DATA PROVIDED:
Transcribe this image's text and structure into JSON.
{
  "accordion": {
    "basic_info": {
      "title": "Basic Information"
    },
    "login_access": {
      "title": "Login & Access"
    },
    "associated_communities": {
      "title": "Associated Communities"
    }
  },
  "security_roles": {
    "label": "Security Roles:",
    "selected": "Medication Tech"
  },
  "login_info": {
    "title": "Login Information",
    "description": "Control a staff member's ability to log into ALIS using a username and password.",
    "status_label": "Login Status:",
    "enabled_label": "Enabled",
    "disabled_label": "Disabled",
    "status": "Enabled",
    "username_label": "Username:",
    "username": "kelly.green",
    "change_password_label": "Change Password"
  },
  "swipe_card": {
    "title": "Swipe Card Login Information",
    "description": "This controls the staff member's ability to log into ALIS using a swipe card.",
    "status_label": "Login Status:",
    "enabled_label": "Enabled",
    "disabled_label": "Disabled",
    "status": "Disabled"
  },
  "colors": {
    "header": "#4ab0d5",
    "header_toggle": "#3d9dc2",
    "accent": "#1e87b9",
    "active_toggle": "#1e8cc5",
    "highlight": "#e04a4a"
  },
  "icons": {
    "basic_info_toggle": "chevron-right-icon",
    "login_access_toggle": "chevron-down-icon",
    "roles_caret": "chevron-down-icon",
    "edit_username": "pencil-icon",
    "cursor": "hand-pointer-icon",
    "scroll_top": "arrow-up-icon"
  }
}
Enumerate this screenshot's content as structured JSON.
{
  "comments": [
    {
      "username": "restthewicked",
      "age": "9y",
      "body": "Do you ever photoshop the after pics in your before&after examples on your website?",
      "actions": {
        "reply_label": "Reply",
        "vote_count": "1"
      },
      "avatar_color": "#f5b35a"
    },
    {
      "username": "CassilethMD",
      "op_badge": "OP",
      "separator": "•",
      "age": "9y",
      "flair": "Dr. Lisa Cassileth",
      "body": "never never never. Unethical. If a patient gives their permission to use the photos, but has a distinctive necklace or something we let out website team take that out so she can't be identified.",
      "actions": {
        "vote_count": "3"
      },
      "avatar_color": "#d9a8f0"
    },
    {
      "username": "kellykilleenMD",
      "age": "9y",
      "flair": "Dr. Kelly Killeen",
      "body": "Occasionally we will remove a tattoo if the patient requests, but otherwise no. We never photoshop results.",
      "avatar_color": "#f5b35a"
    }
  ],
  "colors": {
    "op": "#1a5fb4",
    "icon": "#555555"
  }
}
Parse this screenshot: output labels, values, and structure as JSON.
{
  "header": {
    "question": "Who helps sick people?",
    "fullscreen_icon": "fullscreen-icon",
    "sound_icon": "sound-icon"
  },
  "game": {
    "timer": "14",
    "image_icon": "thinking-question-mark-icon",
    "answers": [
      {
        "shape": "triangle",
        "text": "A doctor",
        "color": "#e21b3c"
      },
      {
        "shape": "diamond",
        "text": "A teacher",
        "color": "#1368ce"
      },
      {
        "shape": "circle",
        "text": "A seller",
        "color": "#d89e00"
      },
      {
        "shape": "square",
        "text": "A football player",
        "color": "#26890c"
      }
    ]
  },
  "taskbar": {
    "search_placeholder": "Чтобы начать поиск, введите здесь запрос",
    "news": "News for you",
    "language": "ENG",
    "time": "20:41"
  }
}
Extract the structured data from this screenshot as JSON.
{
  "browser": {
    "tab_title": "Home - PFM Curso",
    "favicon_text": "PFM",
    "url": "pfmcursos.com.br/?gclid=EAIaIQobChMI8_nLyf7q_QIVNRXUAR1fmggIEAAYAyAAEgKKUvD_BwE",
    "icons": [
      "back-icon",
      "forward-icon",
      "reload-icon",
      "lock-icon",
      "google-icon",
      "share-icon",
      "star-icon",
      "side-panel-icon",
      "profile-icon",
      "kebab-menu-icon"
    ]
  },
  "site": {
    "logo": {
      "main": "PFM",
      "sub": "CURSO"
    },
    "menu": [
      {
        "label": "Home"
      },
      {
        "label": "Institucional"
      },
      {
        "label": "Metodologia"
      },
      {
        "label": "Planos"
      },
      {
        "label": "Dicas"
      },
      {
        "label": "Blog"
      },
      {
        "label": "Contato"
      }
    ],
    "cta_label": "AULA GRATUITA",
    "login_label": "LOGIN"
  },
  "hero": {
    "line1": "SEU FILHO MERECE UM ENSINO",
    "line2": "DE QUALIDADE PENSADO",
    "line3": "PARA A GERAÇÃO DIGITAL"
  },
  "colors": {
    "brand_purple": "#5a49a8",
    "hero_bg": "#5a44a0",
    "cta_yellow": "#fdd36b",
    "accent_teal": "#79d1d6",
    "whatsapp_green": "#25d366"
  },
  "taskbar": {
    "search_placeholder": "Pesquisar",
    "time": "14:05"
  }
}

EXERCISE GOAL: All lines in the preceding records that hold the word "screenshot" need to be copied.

ANSWER TO THIS TASK:
Enumerate this screenshot's content as structured JSON.
Parse this screenshot: output labels, values, and structure as JSON.
Extract the structured data from this screenshot as JSON.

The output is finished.